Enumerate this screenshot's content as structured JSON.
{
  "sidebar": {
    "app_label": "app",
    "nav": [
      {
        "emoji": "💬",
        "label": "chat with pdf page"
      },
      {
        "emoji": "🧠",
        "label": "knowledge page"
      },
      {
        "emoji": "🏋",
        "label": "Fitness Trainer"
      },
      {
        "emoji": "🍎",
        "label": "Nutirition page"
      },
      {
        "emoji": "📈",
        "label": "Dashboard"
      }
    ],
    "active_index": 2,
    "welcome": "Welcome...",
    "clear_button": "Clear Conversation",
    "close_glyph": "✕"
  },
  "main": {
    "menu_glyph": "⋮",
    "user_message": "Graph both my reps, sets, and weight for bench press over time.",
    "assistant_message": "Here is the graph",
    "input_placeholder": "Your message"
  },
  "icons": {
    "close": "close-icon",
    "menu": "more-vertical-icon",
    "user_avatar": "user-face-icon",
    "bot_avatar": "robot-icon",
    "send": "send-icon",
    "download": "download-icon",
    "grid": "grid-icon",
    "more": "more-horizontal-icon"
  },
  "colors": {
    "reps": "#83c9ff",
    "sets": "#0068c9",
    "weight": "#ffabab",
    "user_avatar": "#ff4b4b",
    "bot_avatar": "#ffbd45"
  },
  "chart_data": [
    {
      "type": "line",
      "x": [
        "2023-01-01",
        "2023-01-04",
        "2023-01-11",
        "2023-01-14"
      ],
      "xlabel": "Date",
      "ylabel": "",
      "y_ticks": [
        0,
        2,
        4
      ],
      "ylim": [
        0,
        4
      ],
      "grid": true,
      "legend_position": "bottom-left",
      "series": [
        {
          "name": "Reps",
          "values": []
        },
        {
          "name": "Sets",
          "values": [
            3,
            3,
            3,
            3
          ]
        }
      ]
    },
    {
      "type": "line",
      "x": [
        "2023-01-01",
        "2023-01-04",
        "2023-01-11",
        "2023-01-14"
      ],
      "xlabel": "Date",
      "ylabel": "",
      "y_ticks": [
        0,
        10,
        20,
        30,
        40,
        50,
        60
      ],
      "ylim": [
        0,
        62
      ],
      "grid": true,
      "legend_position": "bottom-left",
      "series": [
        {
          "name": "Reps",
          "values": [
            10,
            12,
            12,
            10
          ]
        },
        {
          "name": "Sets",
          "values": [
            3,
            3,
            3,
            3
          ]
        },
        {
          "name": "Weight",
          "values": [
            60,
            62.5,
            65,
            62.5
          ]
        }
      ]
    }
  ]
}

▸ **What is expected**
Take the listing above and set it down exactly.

▸ **Answer for this exercise**
Enumerate this screenshot's content as structured JSON.
{
  "sidebar": {
    "app_label": "app",
    "nav": [
      {
        "emoji": "💬",
        "label": "chat with pdf page"
      },
      {
        "emoji": "🧠",
        "label": "knowledge page"
      },
      {
        "emoji": "🏋",
        "label": "Fitness Trainer"
      },
      {
        "emoji": "🍎",
        "label": "Nutirition page"
      },
      {
        "emoji": "📈",
        "label": "Dashboard"
      }
    ],
    "active_index": 2,
    "welcome": "Welcome...",
    "clear_button": "Clear Conversation",
    "close_glyph": "✕"
  },
  "main": {
    "menu_glyph": "⋮",
    "user_message": "Graph both my reps, sets, and weight for bench press over time.",
    "assistant_message": "Here is the graph",
    "input_placeholder": "Your message"
  },
  "icons": {
    "close": "close-icon",
    "menu": "more-vertical-icon",
    "user_avatar": "user-face-icon",
    "bot_avatar": "robot-icon",
    "send": "send-icon",
    "download": "download-icon",
    "grid": "grid-icon",
    "more": "more-horizontal-icon"
  },
  "colors": {
    "reps": "#83c9ff",
    "sets": "#0068c9",
    "weight": "#ffabab",
    "user_avatar": "#ff4b4b",
    "bot_avatar": "#ffbd45"
  },
  "chart_data": [
    {
      "type": "line",
      "x": [
        "2023-01-01",
        "2023-01-04",
        "2023-01-11",
        "2023-01-14"
      ],
      "xlabel": "Date",
      "ylabel": "",
      "y_ticks": [
        0,
        2,
        4
      ],
      "ylim": [
        0,
        4
      ],
      "grid": true,
      "legend_position": "bottom-left",
      "series": [
        {
          "name": "Reps",
          "values": []
        },
        {
          "name": "Sets",
          "values": [
            3,
            3,
            3,
            3
          ]
        }
      ]
    },
    {
      "type": "line",
      "x": [
        "2023-01-01",
        "2023-01-04",
        "2023-01-11",
        "2023-01-14"
      ],
      "xlabel": "Date",
      "ylabel": "",
      "y_ticks": [
        0,
        10,
        20,
        30,
        40,
        50,
        60
      ],
      "ylim": [
        0,
        62
      ],
      "grid": true,
      "legend_position": "bottom-left",
      "series": [
        {
          "name": "Reps",
          "values": [
            10,
            12,
            12,
            10
          ]
        },
        {
          "name": "Sets",
          "values": [
            3,
            3,
            3,
            3
          ]
        },
        {
          "name": "Weight",
          "values": [
            60,
            62.5,
            65,
            62.5
          ]
        }
      ]
    }
  ]
}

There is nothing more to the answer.